ELISSA McBRIDE: I feel like the workers do, you know, that we're tried, we're frustrated, but they're in it for the long haul, and if they're in it for the long haul, then I'm definitely in it for the long haul because that's what keeps me going is their willingness to keep on fighting.
BETTY ANN BOWSER: Despite the fact that the effort to unionize Hope Webbing failed, Kate Bronfenbrenner thinks these efforts represent a critical juncture for the labor movement.
KATE BRONFENBRENNER: It compares to the 30's when the resurgence, the most significant resurgence of the labor movement occurred when the Congress of Industrial Organizations started organizing industrial workers and moved from just organizing skilled craft unions to organizing industrial unions on a massive scale in auto, in steel, in electronics industry. And this is a similar juncture in American history.
BETTY ANN BOWSER: Labor economist Leo Troy thinks the new organizing efforts are doomed to fail, not just because workers like those at Hope Webbing will reject the movement, but because unions are irrelevant to most of the new jobs being created.
LEO TROY, Labor Economist: The market is generating more jobs amongst occupations which have historically been non-union and remain non-union and very difficult to organize, so the market is moving in one direction, a direction of growth amongst those occupations which unions have had the least success.

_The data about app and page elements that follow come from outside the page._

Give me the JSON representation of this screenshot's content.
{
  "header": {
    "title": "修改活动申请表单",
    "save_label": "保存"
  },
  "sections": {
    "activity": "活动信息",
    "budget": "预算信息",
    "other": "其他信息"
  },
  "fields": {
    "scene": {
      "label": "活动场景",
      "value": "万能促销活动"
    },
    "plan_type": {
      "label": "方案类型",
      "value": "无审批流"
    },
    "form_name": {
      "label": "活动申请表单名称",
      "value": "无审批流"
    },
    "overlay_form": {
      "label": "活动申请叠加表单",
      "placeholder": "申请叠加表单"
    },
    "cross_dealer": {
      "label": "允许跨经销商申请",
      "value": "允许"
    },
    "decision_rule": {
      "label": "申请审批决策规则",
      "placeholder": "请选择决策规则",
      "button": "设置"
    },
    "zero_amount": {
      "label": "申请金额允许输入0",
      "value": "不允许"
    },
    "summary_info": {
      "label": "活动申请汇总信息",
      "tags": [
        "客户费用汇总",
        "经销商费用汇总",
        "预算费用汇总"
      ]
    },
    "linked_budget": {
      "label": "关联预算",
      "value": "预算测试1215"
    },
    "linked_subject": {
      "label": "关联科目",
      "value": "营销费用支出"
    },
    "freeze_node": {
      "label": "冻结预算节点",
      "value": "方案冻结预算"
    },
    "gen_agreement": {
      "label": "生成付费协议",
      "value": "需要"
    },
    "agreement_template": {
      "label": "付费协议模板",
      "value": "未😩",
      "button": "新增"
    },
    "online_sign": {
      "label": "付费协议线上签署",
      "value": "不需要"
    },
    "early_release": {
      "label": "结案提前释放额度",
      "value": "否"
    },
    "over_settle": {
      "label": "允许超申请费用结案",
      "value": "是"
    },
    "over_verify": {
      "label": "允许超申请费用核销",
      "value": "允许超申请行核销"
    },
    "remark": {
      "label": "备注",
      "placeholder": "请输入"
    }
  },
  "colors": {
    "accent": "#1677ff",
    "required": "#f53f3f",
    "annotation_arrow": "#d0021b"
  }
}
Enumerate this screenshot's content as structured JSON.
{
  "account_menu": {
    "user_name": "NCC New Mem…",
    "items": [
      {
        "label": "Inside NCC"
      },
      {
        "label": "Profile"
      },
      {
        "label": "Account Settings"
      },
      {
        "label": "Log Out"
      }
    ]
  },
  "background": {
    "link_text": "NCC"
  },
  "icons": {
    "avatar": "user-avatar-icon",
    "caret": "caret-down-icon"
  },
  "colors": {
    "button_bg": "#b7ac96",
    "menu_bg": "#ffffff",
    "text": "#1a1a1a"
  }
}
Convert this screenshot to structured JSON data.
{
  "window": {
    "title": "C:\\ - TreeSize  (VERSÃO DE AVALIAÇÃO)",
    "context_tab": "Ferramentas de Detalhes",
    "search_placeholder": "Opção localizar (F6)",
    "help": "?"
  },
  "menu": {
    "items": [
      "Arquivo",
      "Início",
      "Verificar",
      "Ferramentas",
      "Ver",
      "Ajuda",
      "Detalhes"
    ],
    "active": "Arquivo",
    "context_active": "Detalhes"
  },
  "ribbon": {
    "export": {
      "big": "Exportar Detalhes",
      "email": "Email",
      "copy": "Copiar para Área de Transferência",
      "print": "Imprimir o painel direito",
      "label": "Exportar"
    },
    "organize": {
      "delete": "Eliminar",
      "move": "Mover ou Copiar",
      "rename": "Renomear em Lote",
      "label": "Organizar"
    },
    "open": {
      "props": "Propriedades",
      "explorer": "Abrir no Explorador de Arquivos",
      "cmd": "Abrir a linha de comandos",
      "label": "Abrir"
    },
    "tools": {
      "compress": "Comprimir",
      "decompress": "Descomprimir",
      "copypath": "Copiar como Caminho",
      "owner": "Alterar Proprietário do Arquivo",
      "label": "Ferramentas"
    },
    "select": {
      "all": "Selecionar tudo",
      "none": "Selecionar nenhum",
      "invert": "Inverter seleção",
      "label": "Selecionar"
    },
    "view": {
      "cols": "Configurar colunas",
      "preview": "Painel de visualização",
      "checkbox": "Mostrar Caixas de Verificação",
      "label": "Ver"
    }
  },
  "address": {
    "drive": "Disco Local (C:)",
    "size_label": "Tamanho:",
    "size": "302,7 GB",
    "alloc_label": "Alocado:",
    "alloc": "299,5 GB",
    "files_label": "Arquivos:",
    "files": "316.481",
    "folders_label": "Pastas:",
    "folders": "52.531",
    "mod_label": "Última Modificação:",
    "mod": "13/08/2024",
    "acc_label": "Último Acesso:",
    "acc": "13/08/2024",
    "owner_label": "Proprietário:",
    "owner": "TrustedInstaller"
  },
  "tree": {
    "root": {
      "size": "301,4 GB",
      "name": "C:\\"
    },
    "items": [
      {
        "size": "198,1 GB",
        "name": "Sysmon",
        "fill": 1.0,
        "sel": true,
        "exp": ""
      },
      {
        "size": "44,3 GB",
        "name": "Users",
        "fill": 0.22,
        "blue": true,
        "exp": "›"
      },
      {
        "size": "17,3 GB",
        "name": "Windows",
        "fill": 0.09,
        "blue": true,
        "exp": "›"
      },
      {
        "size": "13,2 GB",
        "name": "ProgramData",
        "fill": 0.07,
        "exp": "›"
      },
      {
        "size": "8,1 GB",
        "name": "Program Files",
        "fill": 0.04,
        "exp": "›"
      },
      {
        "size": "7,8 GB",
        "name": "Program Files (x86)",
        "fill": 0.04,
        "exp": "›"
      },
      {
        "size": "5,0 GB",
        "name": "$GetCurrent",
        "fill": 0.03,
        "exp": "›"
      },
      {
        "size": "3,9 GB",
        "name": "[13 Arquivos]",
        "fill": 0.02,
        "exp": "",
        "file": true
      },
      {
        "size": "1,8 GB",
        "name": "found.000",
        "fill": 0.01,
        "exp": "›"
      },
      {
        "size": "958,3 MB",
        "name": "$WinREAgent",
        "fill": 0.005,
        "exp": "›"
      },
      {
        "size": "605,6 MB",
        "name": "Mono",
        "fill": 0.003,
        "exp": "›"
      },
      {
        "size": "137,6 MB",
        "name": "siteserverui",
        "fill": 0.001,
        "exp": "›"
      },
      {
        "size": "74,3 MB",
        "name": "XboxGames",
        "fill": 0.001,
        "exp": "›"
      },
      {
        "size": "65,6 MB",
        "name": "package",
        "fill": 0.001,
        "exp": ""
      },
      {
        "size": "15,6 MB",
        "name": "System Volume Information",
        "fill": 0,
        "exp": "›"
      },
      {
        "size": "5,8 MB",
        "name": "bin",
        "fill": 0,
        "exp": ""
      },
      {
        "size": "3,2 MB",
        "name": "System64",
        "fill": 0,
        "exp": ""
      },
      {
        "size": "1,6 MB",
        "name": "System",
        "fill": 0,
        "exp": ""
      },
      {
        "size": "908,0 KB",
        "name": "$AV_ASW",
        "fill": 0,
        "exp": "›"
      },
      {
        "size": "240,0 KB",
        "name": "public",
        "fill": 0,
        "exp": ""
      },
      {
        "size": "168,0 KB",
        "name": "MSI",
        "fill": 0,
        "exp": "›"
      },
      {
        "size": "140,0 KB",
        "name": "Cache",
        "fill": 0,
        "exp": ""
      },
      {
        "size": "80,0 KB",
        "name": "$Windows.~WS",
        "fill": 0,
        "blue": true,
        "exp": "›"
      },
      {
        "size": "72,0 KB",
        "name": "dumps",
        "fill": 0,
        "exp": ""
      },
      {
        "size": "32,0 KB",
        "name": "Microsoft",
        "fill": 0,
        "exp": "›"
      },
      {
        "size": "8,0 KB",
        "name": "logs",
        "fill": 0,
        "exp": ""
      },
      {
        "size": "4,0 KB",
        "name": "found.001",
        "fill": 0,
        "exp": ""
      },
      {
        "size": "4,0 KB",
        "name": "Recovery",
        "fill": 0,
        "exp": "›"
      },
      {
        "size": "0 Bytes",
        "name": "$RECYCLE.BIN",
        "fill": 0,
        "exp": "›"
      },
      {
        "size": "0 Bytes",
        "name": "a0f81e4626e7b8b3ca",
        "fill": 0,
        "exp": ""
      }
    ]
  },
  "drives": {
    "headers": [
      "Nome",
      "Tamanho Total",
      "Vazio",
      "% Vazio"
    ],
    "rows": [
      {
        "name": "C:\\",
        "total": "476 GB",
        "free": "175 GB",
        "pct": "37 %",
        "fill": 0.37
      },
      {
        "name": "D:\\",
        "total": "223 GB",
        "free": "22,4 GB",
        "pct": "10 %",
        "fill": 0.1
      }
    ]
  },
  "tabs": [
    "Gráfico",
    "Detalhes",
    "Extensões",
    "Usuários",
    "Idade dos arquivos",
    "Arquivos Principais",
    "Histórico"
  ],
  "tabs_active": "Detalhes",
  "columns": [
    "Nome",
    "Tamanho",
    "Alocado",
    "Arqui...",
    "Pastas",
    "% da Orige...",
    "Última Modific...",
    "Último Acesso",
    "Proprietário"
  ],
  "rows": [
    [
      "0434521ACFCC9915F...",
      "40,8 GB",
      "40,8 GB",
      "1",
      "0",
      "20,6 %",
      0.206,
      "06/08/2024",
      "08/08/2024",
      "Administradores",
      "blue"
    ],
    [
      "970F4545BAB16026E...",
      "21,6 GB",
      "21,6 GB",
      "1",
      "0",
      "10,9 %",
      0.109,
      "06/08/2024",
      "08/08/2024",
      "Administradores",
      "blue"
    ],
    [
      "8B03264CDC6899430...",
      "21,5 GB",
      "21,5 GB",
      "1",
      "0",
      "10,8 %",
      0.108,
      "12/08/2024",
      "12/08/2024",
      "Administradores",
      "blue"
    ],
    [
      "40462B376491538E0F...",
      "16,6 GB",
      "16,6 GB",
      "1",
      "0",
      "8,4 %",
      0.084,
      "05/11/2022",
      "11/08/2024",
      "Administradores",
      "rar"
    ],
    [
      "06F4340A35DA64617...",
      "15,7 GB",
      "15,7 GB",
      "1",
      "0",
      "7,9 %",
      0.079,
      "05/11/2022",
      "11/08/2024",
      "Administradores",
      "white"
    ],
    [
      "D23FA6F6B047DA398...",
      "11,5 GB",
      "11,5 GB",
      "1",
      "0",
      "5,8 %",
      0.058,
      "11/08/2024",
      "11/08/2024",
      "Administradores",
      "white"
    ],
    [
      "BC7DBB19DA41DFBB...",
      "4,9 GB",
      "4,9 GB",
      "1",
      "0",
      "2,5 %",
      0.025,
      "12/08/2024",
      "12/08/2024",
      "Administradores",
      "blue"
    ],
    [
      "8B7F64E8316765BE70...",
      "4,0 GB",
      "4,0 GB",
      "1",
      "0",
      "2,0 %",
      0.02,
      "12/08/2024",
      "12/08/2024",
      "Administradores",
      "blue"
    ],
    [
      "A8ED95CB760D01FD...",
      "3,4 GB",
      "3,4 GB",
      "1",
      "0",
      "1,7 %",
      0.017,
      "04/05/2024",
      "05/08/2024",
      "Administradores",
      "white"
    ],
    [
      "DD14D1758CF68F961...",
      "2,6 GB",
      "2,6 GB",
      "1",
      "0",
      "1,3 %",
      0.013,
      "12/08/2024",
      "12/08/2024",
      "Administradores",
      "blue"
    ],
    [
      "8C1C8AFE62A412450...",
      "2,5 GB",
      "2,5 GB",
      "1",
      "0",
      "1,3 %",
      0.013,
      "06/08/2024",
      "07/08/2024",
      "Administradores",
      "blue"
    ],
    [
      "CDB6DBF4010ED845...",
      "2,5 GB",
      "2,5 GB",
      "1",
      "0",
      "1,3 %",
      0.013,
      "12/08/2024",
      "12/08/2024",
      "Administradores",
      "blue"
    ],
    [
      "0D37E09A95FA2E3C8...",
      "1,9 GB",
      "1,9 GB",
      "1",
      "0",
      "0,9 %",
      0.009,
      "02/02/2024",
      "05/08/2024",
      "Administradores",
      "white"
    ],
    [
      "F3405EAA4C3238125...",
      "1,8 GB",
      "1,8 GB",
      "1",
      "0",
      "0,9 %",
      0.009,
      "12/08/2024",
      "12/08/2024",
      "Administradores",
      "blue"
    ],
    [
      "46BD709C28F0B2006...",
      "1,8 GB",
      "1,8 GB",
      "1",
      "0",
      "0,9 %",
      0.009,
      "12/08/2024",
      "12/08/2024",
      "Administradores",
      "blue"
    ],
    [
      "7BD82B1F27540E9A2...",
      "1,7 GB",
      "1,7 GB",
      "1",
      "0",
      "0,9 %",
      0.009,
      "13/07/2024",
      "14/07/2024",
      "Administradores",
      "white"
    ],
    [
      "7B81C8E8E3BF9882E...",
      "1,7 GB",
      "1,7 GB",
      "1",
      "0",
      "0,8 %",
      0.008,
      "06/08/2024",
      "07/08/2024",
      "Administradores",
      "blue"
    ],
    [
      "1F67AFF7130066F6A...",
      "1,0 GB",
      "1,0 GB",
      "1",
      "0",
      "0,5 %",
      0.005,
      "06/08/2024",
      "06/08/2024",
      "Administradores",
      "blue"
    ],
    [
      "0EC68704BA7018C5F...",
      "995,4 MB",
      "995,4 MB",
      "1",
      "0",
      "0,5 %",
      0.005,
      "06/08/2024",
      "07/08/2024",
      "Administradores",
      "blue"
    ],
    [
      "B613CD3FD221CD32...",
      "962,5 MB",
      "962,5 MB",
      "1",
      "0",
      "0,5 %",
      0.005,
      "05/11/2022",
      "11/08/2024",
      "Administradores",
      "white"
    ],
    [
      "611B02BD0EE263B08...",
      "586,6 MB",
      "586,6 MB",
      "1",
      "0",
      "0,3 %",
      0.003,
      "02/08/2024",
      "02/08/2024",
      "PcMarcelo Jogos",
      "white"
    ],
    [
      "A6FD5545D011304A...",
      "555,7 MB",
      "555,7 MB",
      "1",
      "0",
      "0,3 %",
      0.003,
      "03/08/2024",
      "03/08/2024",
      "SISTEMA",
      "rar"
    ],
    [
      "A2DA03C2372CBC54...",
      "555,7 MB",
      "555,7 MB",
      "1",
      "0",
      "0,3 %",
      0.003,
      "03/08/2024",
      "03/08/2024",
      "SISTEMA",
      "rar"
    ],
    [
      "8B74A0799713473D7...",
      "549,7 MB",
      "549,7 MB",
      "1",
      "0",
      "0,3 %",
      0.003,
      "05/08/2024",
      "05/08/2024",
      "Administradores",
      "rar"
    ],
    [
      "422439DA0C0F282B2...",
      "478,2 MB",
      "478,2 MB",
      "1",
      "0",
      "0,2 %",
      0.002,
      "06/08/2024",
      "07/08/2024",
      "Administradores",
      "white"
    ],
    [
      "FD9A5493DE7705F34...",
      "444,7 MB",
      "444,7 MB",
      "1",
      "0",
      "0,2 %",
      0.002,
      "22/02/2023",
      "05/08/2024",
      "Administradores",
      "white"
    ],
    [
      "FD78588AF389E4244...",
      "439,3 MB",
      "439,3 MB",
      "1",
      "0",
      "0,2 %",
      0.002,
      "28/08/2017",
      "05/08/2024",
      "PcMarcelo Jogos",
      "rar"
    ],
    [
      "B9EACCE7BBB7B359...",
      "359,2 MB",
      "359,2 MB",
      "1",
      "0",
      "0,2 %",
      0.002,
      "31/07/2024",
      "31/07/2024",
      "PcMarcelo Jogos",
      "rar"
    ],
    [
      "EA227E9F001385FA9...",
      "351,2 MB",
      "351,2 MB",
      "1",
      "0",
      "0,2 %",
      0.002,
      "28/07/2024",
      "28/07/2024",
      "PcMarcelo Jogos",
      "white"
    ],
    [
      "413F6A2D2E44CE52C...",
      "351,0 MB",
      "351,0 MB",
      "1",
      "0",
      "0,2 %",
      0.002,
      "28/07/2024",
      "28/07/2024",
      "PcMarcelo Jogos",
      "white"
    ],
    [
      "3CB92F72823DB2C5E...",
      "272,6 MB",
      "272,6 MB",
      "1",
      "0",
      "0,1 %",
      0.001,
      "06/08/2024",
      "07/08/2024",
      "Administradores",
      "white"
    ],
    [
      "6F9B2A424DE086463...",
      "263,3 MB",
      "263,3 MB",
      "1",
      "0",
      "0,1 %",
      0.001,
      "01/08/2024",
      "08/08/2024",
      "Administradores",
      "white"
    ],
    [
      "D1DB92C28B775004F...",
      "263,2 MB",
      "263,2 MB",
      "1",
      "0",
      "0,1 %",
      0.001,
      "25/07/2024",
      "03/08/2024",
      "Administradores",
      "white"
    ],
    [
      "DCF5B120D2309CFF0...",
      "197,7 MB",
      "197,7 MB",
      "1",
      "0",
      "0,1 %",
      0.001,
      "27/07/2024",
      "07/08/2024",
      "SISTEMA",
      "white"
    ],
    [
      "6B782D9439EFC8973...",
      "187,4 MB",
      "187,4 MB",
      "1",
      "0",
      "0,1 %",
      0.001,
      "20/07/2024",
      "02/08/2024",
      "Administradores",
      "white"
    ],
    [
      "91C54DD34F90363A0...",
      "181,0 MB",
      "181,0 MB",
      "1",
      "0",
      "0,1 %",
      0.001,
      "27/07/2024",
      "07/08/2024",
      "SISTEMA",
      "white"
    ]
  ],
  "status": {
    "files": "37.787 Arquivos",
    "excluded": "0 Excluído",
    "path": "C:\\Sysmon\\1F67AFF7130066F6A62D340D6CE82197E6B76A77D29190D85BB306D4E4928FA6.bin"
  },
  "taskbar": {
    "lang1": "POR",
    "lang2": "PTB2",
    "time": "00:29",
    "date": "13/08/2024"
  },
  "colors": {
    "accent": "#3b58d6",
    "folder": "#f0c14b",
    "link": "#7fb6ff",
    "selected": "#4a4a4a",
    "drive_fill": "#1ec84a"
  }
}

BETTY ANN BOWSER: This was McBride's first loss. In the past few years, she has spearheaded six different organizing campaigns. She'll be going next to Ohio, trying to organize 1500 workers at a packaging warehouse.